“Ghost wasn’t Ghost in the first script, at all,” says Kitsch, who then talks about the development his character (who is not in the books) went through prior to actually shooting the movie.
The bonus material is capped off with “In the Field: On Location,” which takes fans along for the location-choosing process, and a Q&A that the cast did at the Alamo Drafthouse.
All in all, the bonus features are well done and exciting, and obviously geared towards appeasing both book and movie fans. There are a number of subtle nods to Flynn’s novels throughout, including the Easter egg mention of the very first Mitch Rapp book he ever wrote, Transfer of Power (1999).
If you’re a diehard fan of Flynn’s books, know that the readers are well represented because the producers themselves are fans. And while some may not like the changes from the book to the movie, the crew–everyone from the producers to the director and the screenwriter–really went out of their way to explain the changes that were made, and why they felt they were necessary.

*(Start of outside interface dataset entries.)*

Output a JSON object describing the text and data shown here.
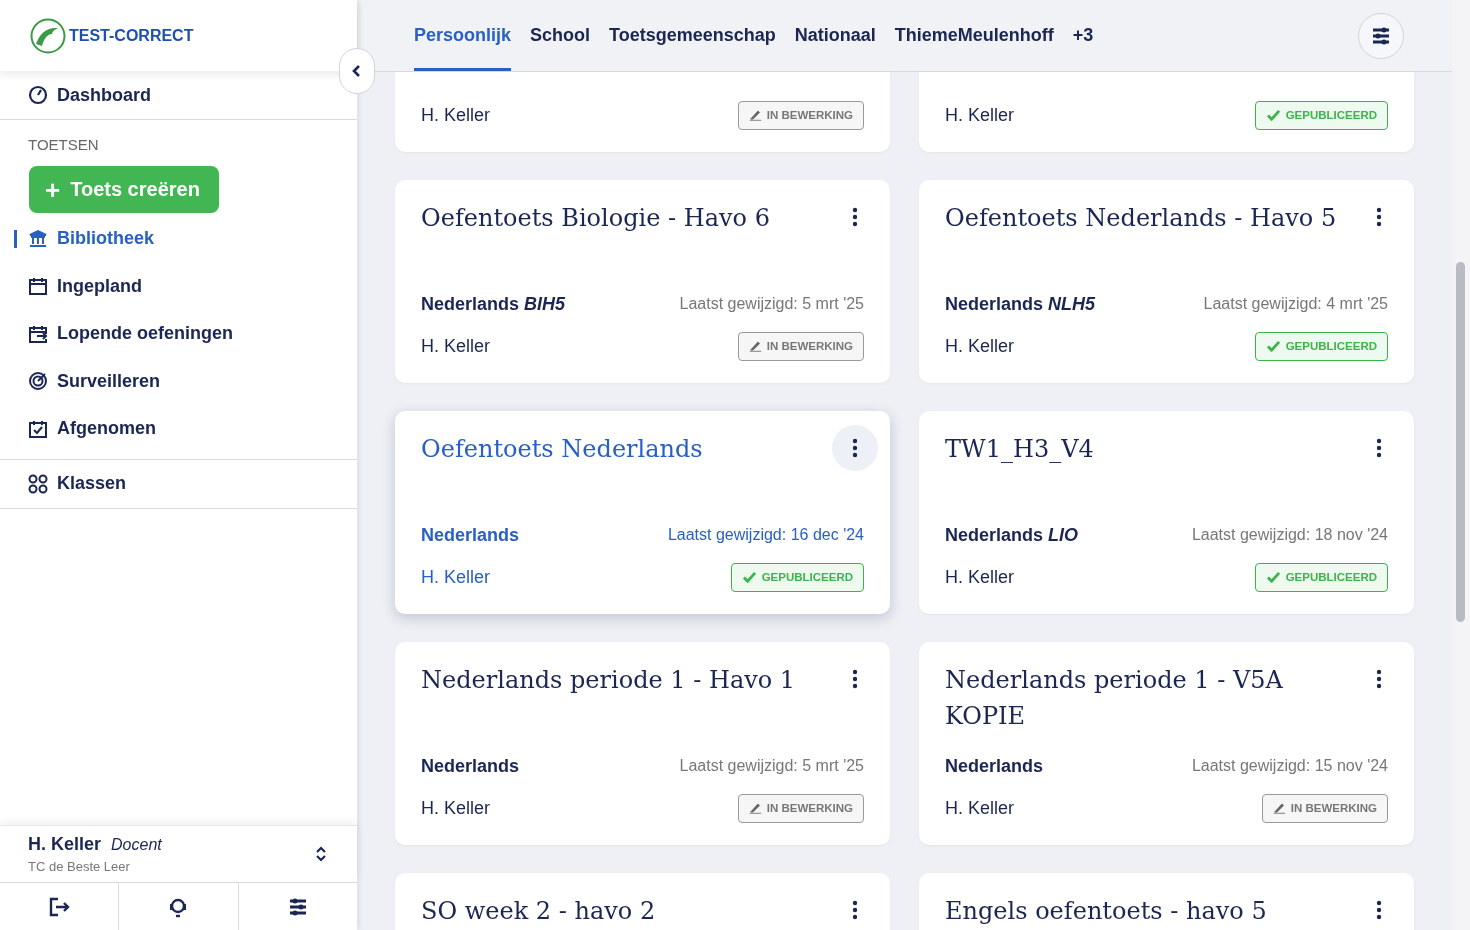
{
  "logo": {
    "text": "TEST-CORRECT"
  },
  "nav": [
    {
      "label": "Dashboard",
      "kind": "dashboard",
      "selected": false
    }
  ],
  "section_title": "TOETSEN",
  "create_button": {
    "label": "Toets creëren",
    "icon": "+"
  },
  "menu": [
    {
      "label": "Bibliotheek",
      "kind": "library",
      "selected": true
    },
    {
      "label": "Ingepland",
      "kind": "calendar",
      "selected": false
    },
    {
      "label": "Lopende oefeningen",
      "kind": "running",
      "selected": false
    },
    {
      "label": "Surveilleren",
      "kind": "radar",
      "selected": false
    },
    {
      "label": "Afgenomen",
      "kind": "done",
      "selected": false
    }
  ],
  "classes_item": {
    "label": "Klassen",
    "kind": "classes",
    "selected": false
  },
  "user": {
    "name": "H. Keller",
    "role": "Docent",
    "school": "TC de Beste Leer"
  },
  "tabs": [
    {
      "label": "Persoonlijk",
      "selected": true
    },
    {
      "label": "School",
      "selected": false
    },
    {
      "label": "Toetsgemeenschap",
      "selected": false
    },
    {
      "label": "Nationaal",
      "selected": false
    },
    {
      "label": "ThiemeMeulenhoff",
      "selected": false
    },
    {
      "label": "+3",
      "selected": false
    }
  ],
  "cards": [
    {
      "author": "H. Keller",
      "kind": "editing",
      "status_label": "IN BEWERKING",
      "selected": false
    },
    {
      "author": "H. Keller",
      "kind": "published",
      "status_label": "GEPUBLICEERD",
      "selected": false
    },
    {
      "title": "Oefentoets Biologie - Havo 6",
      "subject": "Nederlands *BIH5*",
      "date": "Laatst gewijzigd: 5 mrt '25",
      "author": "H. Keller",
      "kind": "editing",
      "status_label": "IN BEWERKING",
      "selected": false
    },
    {
      "title": "Oefentoets Nederlands - Havo 5",
      "subject": "Nederlands *NLH5*",
      "date": "Laatst gewijzigd: 4 mrt '25",
      "author": "H. Keller",
      "kind": "published",
      "status_label": "GEPUBLICEERD",
      "selected": false
    },
    {
      "title": "Oefentoets Nederlands",
      "subject": "Nederlands",
      "date": "Laatst gewijzigd: 16 dec '24",
      "author": "H. Keller",
      "kind": "published",
      "status_label": "GEPUBLICEERD",
      "selected": true
    },
    {
      "title": "TW1_H3_V4",
      "subject": "Nederlands *LIO*",
      "date": "Laatst gewijzigd: 18 nov '24",
      "author": "H. Keller",
      "kind": "published",
      "status_label": "GEPUBLICEERD",
      "selected": false
    },
    {
      "title": "Nederlands periode 1 - Havo 1",
      "subject": "Nederlands",
      "date": "Laatst gewijzigd: 5 mrt '25",
      "author": "H. Keller",
      "kind": "editing",
      "status_label": "IN BEWERKING",
      "selected": false
    },
    {
      "title": "Nederlands periode 1 - V5A KOPIE",
      "subject": "Nederlands",
      "date": "Laatst gewijzigd: 15 nov '24",
      "author": "H. Keller",
      "kind": "editing",
      "status_label": "IN BEWERKING",
      "selected": false
    },
    {
      "title": "SO week 2 - havo 2",
      "selected": false
    },
    {
      "title": "Engels oefentoets - havo 5",
      "selected": false
    }
  ]
}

Bottom line: Are the special features content enough to warrant running out and getting this DVD today? In my opinion, absolutely. Especially if you’re a longtime Vince Flynn fan.
American Assassin is one of the hottest new releases this holiday season–click here to order your copy today!